| GIVEN RECORDS |
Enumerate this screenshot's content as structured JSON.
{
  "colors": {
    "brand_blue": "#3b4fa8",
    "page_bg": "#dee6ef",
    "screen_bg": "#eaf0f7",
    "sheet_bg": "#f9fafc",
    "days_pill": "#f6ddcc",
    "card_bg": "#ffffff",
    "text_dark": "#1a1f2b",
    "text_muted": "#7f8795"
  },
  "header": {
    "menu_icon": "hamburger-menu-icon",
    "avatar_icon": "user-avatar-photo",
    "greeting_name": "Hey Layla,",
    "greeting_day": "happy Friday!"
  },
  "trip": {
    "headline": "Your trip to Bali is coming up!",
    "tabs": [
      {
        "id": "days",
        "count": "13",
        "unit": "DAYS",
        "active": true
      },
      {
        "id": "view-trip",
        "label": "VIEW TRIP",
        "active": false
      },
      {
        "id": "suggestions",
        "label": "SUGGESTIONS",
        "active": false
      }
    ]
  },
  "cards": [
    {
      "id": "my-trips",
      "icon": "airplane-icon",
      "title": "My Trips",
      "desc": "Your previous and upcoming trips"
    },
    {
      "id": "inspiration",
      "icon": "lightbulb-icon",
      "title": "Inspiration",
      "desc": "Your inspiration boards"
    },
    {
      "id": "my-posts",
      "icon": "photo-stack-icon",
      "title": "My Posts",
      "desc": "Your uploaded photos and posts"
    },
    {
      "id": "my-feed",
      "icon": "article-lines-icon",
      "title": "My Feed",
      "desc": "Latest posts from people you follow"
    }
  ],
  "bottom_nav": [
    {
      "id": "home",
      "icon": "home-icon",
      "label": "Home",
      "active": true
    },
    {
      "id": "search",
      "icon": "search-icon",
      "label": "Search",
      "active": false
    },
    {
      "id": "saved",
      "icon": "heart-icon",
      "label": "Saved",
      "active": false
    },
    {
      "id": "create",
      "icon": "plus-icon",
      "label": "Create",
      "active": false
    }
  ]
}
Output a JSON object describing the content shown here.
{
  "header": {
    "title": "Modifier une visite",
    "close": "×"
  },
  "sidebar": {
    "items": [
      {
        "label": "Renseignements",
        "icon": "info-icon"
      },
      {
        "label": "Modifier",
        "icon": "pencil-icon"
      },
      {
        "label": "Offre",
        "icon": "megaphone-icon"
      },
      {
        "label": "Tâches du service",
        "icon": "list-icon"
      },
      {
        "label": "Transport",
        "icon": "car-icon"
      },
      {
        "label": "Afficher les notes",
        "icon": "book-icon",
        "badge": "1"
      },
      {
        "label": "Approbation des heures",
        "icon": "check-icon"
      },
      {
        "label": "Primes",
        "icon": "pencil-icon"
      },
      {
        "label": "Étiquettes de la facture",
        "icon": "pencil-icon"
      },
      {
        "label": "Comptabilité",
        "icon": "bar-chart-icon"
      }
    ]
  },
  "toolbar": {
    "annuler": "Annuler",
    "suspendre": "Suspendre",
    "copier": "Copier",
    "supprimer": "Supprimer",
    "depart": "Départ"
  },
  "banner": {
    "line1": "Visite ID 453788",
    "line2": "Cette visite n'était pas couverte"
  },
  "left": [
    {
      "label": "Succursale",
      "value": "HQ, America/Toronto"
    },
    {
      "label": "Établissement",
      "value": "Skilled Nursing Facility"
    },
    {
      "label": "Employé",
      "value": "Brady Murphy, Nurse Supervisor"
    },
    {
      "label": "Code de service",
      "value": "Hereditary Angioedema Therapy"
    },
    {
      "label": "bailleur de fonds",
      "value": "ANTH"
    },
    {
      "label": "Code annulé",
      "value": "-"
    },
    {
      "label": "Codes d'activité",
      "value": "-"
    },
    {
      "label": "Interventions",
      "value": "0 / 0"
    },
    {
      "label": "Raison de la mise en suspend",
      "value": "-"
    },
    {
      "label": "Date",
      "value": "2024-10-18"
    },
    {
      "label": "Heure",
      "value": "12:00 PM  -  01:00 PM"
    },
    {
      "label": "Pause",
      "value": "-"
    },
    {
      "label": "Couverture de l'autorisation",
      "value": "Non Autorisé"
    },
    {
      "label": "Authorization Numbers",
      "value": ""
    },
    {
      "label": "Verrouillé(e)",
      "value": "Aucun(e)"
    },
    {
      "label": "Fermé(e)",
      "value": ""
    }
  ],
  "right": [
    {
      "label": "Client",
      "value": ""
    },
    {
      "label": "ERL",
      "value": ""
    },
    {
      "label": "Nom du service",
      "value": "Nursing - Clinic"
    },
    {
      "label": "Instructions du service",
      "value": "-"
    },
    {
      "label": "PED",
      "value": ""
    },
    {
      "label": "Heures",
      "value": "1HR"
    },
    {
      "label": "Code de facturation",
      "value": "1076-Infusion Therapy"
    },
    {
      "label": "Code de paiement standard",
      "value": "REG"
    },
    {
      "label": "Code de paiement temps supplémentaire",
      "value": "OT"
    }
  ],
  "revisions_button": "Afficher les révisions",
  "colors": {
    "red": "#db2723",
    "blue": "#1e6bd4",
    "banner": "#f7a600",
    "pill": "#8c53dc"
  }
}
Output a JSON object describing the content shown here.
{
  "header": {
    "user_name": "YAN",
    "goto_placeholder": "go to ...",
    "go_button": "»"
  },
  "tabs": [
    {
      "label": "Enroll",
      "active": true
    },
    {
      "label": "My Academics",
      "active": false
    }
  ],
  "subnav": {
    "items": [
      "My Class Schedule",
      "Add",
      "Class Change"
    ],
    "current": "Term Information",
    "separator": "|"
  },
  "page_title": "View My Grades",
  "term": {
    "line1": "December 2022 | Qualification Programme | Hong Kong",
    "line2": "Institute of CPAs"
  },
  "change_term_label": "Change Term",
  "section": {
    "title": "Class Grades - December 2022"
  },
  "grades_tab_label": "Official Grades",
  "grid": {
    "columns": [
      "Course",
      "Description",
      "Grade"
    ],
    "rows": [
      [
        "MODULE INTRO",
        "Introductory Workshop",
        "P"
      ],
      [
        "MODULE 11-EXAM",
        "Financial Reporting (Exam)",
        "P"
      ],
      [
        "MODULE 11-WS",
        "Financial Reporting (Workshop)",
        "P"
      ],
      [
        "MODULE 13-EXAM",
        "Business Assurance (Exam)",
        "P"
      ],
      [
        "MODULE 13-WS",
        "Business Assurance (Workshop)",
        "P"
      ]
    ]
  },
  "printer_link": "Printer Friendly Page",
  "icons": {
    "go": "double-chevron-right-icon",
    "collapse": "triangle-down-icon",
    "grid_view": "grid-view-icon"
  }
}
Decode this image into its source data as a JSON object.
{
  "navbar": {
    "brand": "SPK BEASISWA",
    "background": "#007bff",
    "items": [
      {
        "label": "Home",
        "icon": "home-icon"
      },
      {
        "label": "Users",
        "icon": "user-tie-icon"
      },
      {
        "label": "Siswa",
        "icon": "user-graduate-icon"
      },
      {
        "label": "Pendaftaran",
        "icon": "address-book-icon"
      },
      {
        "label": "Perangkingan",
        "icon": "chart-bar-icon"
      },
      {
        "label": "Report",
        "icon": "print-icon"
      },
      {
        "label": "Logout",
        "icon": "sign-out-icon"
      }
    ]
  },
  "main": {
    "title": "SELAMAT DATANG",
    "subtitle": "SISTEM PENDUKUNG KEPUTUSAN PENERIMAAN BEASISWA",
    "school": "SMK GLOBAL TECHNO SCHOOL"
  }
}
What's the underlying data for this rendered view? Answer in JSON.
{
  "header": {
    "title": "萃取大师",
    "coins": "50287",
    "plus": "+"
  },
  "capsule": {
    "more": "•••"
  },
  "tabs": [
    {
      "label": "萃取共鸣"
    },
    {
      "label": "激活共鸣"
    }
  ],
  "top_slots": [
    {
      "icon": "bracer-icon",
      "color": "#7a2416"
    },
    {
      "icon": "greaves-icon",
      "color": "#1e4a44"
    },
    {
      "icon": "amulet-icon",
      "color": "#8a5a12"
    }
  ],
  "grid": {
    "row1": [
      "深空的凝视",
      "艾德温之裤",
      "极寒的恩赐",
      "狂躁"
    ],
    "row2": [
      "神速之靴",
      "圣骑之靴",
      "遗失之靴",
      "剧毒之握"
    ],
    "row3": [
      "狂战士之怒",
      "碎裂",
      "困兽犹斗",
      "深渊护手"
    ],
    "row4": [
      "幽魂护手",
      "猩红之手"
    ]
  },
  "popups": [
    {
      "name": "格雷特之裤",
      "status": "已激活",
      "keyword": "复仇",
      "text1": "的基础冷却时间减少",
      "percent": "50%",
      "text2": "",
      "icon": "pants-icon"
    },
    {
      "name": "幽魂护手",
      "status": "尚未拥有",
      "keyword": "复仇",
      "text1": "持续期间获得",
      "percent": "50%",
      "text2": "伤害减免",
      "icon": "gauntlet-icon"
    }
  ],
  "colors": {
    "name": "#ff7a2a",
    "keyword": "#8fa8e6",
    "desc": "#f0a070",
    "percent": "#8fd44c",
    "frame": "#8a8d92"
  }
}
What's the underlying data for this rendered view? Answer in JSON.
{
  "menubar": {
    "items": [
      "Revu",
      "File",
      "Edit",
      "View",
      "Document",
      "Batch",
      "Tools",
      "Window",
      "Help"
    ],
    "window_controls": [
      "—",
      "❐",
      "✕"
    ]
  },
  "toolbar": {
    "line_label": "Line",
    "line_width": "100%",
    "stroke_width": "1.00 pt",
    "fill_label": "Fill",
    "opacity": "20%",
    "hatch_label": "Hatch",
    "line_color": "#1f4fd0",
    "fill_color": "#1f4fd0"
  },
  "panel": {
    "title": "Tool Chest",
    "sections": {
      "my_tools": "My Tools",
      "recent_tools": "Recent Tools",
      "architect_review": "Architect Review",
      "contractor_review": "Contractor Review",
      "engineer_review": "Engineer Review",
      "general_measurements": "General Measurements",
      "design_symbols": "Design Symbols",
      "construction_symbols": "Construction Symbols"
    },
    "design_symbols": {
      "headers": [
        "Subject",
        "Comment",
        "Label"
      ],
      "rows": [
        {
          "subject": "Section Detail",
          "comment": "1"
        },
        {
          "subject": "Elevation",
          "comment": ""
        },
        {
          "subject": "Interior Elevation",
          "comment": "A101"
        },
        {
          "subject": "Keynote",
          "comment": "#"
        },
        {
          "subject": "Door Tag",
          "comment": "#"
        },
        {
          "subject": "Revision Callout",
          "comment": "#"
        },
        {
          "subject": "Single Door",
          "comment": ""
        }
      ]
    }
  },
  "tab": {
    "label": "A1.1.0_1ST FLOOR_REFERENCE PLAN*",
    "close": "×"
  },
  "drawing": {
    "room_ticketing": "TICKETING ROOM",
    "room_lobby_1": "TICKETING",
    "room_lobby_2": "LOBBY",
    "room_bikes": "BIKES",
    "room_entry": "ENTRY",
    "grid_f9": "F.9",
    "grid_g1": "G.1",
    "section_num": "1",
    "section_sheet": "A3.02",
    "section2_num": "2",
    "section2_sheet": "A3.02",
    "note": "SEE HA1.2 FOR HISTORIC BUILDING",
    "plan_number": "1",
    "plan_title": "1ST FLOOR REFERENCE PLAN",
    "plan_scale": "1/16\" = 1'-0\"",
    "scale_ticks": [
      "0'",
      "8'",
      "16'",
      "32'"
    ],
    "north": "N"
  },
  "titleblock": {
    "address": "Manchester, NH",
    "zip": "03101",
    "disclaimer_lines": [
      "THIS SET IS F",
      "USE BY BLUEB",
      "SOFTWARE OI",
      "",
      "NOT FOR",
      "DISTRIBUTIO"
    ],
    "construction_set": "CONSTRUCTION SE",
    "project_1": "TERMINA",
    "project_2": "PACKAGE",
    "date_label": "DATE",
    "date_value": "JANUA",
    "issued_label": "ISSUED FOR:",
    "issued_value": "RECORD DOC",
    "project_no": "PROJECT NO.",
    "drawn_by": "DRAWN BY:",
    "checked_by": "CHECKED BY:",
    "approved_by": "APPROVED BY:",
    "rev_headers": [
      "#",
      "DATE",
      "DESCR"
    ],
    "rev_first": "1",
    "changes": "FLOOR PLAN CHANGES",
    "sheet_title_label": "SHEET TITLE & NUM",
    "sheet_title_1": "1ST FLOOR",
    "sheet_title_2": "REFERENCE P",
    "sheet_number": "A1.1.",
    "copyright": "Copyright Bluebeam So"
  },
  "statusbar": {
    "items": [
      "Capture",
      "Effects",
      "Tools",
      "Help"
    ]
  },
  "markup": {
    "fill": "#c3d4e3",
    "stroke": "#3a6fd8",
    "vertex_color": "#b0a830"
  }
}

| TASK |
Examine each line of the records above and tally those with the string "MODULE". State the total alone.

| RESPONSE FOR THIS EXERCISE |
5